When you can’t discuss an idea in detail with the person that promoted it, how can you take appropriate action on these surveys? It’s impossible to gain full insight into how your workforce is feeling without furthering discussions regarding the ideas on the surveys.
One of the best ways to change this issue is not to do away with surveys altogether. Keep the surveys, but take away the anonymity. Once the surveys are read, team leaders and managers should approach each team member responsible for the survey and hold a formal meeting regarding the ideas.
Another problem that anonymous surveys create is forcing team members to delegate issues upwardly. They push their problems back up the ladder and promote the hierarchical structure instead of the more forward-thinking style of doing business.
There is a huge issue when team members feel like nobody is listening to their ideas. This completely negates the efforts of these surveys in the first place, almost making them a complete waste of time.
3. Anonymous Doesn’t Develop Future Leaders
It’s important to encourage leaders within your organization to speak freely, and address issues that they feel are important. When anonymous surveys become a normal occurrence within your company, this hardly promotes free speaking and addressing vital areas of concern.
Instead of encouraging team members to be leaders and eventually turning them into managers and leaders, anonymous surveys may promote the exact opposite. Team members need opportunities to voice their opinions and feel like their stance matters.
To grow and develop, team members need the opportunity to discuss important issues. They also need practice at having uncomfortable conversations with peers and leaders.
It’s only through becoming uncomfortable that growth is achieved. Becoming uncomfortable promotes an outside-the-box line of thinking and allows important issues at the center of an organization to come to light.

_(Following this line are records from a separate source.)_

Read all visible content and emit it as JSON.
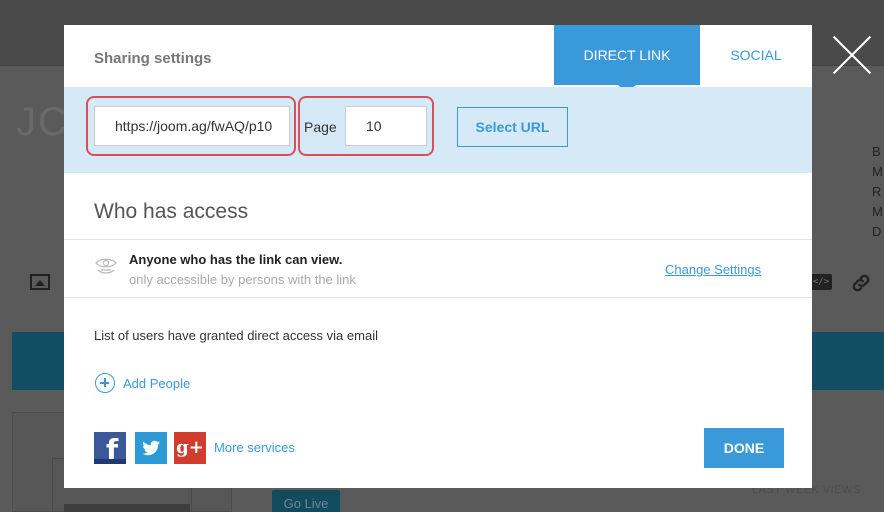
{
  "background": {
    "title_fragment": "JC",
    "right_letters": [
      "B",
      "M",
      "R",
      "M",
      "D"
    ],
    "embed_icon_glyph": "</>",
    "go_live_label": "Go Live",
    "last_week_label": "LAST WEEK VIEWS"
  },
  "modal": {
    "title": "Sharing settings",
    "tabs": [
      {
        "label": "DIRECT LINK",
        "active": true
      },
      {
        "label": "SOCIAL",
        "active": false
      }
    ],
    "url_band": {
      "url_value": "https://joom.ag/fwAQ/p10",
      "page_label": "Page",
      "page_value": "10",
      "select_url_label": "Select URL"
    },
    "access": {
      "heading": "Who has access",
      "primary_text": "Anyone who has the link can view.",
      "secondary_text": "only accessible by persons with the link",
      "change_settings_label": "Change Settings"
    },
    "users": {
      "list_text": "List of users have granted direct access via email",
      "add_people_label": "Add People"
    },
    "footer": {
      "facebook_glyph": "f",
      "google_glyph": "g+",
      "more_services_label": "More services",
      "done_label": "DONE"
    }
  },
  "colors": {
    "accent": "#3a9ad9",
    "url_band": "#d6e9f7",
    "highlight": "#d8505a",
    "facebook": "#3b5998",
    "twitter": "#2b9ad6",
    "google": "#d23c2f"
  }
}
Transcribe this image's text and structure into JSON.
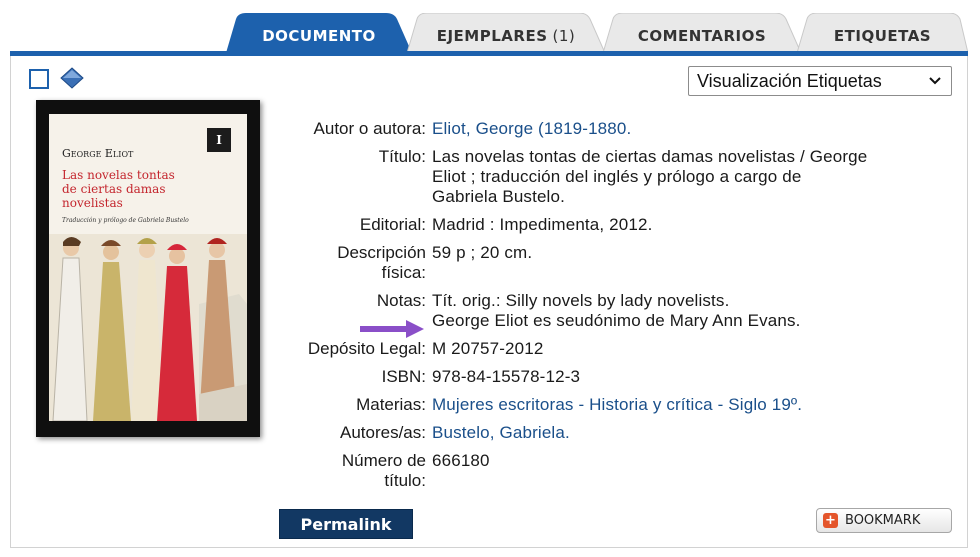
{
  "tabs": [
    {
      "label": "DOCUMENTO",
      "count": "",
      "active": true
    },
    {
      "label": "EJEMPLARES",
      "count": "(1)",
      "active": false
    },
    {
      "label": "COMENTARIOS",
      "count": "",
      "active": false
    },
    {
      "label": "ETIQUETAS",
      "count": "",
      "active": false
    }
  ],
  "view_select": {
    "selected": "Visualización Etiquetas"
  },
  "cover": {
    "author": "George Eliot",
    "title_line1": "Las novelas tontas",
    "title_line2": "de ciertas damas novelistas",
    "subtitle": "Traducción y prólogo de Gabriela Bustelo",
    "publisher_mark": "I"
  },
  "record": {
    "author_label": "Autor o autora:",
    "author_value": "Eliot, George (1819-1880.",
    "title_label": "Título:",
    "title_line1": "Las novelas tontas de ciertas damas novelistas / George",
    "title_line2": "Eliot ; traducción del inglés y prólogo a cargo de",
    "title_line3": "Gabriela Bustelo.",
    "publisher_label": "Editorial:",
    "publisher_value": "Madrid : Impedimenta, 2012.",
    "description_label_line1": "Descripción",
    "description_label_line2": "física:",
    "description_value": "59 p ; 20 cm.",
    "notes_label": "Notas:",
    "notes_line1": "Tít. orig.: Silly novels by lady novelists.",
    "notes_line2": "George Eliot es seudónimo de Mary Ann Evans.",
    "legal_deposit_label": "Depósito Legal:",
    "legal_deposit_value": "M 20757-2012",
    "isbn_label": "ISBN:",
    "isbn_value": "978-84-15578-12-3",
    "subjects_label": "Materias:",
    "subjects_value": "Mujeres escritoras - Historia y crítica - Siglo 19º.",
    "authors_label": "Autores/as:",
    "authors_value": "Bustelo, Gabriela.",
    "title_number_label_line1": "Número de",
    "title_number_label_line2": "título:",
    "title_number_value": "666180"
  },
  "actions": {
    "permalink": "Permalink",
    "bookmark": "BOOKMARK"
  },
  "colors": {
    "tab_active": "#1d61ad",
    "tab_inactive": "#e9e9e9",
    "link": "#1a4f8a",
    "permalink_bg": "#123863",
    "arrow": "#8a4fc8"
  }
}
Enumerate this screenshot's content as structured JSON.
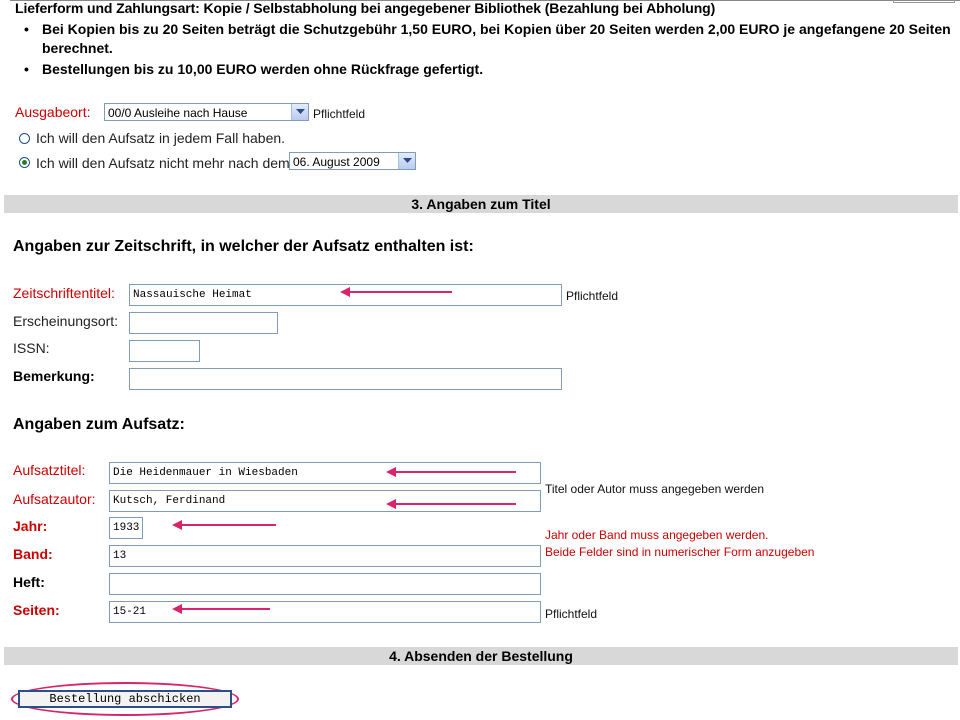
{
  "intro": {
    "title": "Lieferform und Zahlungsart: Kopie / Selbstabholung bei angegebener Bibliothek (Bezahlung bei Abholung)",
    "bullets": [
      "Bei Kopien bis zu 20 Seiten beträgt die Schutzgebühr 1,50 EURO, bei Kopien über 20 Seiten werden 2,00 EURO je angefangene 20 Seiten",
      "berechnet.",
      "Bestellungen bis zu 10,00 EURO werden ohne Rückfrage gefertigt."
    ]
  },
  "ausgabeort": {
    "label": "Ausgabeort:",
    "value": "00/0 Ausleihe nach Hause",
    "hint": "Pflichtfeld"
  },
  "radios": {
    "option1": "Ich will den Aufsatz in jedem Fall haben.",
    "option2": "Ich will den Aufsatz nicht mehr nach dem",
    "date_value": "06. August 2009",
    "selected": "option2"
  },
  "section3": {
    "title": "3. Angaben zum Titel"
  },
  "zeitschrift": {
    "heading": "Angaben zur Zeitschrift, in welcher der Aufsatz enthalten ist:",
    "titel_label": "Zeitschriftentitel:",
    "titel_value": "Nassauische Heimat",
    "titel_hint": "Pflichtfeld",
    "ort_label": "Erscheinungsort:",
    "ort_value": "",
    "issn_label": "ISSN:",
    "issn_value": "",
    "bemerkung_label": "Bemerkung:",
    "bemerkung_value": ""
  },
  "aufsatz": {
    "heading": "Angaben zum Aufsatz:",
    "titel_label": "Aufsatztitel:",
    "titel_value": "Die Heidenmauer in Wiesbaden",
    "autor_label": "Aufsatzautor:",
    "autor_value": "Kutsch, Ferdinand",
    "titel_autor_hint": "Titel oder Autor muss angegeben werden",
    "jahr_label": "Jahr:",
    "jahr_value": "1933",
    "band_label": "Band:",
    "band_value": "13",
    "jahr_band_hint_1": "Jahr oder Band muss angegeben werden.",
    "jahr_band_hint_2": "Beide Felder sind in numerischer Form anzugeben",
    "heft_label": "Heft:",
    "heft_value": "",
    "seiten_label": "Seiten:",
    "seiten_value": "15-21",
    "seiten_hint": "Pflichtfeld"
  },
  "section4": {
    "title": "4. Absenden der Bestellung"
  },
  "submit": {
    "label": "Bestellung abschicken"
  },
  "colors": {
    "required_label": "#cc0000",
    "annotation_arrow": "#d6256b",
    "section_bar": "#d8d8d8"
  }
}
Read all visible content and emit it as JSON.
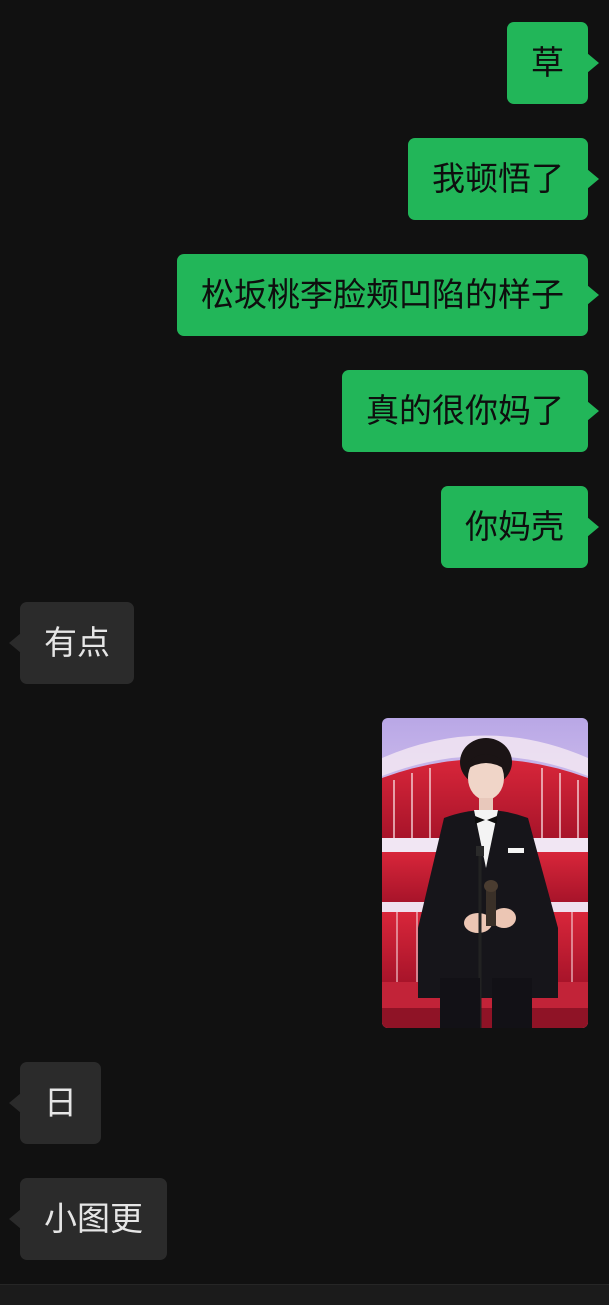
{
  "messages": [
    {
      "text": "草"
    },
    {
      "text": "我顿悟了"
    },
    {
      "text": "松坂桃李脸颊凹陷的样子"
    },
    {
      "text": "真的很你妈了"
    },
    {
      "text": "你妈壳"
    },
    {
      "text": "有点"
    },
    {
      "image": "photo-man-in-tuxedo-holding-award"
    },
    {
      "text": "日"
    },
    {
      "text": "小图更"
    }
  ],
  "colors": {
    "background": "#111111",
    "outgoing_bubble": "#22b659",
    "incoming_bubble": "#2b2b2b"
  }
}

Having uncomfortable conversations is a skill that your organization’s future leaders need. These skills must be continuously coached, groomed, and improved upon.
Human resources can’t create exceptional employee experiences using anonymous averages that these surveys promote. Unique and complex people should never be silenced, as these are some of the most important individuals within your organization.
Higher levels of performance are normally driven by emotional conversations and unique experiences. Personal interactions and uncomfortable conversations end up driving high levels of performance from team members and team leaders.
Instead of completely replacing surveys, consider unmasking them and incorporating them with personal conversations. Frequent and open conversations between employees and team leaders promote transparency that motivates your workforce.
Although it may be difficult at first, in the end, the results from these conversations can pay huge dividends. These situations end up assisting members of your organization in competing in the current competitive corporate world.
It’s important to be transparent about how your organization’s goals align with those of individual team members. This provides a solid foundation on which to base these conversations.
Consider eliminating anonymous surveys and discuss this idea with team members within your company. Ask them how they feel about changing the survey process and gauge their reactions. Most likely, you’ll find that their reception to these changes is incredibly positive.
This can be one of the easiest ways to improve trust and employee/management relationships within your company without deploying complicated programs or changing huge characteristics of the organization. It’s also a very cost-efficient way to accomplish these goals as well. You’ll not only receive improved insight, but you’ll also manifest more trust with your employees. At the end of the day, this is one of the most important tasks your company can accomplish. To learn more about performance management, click here to get your free eBook.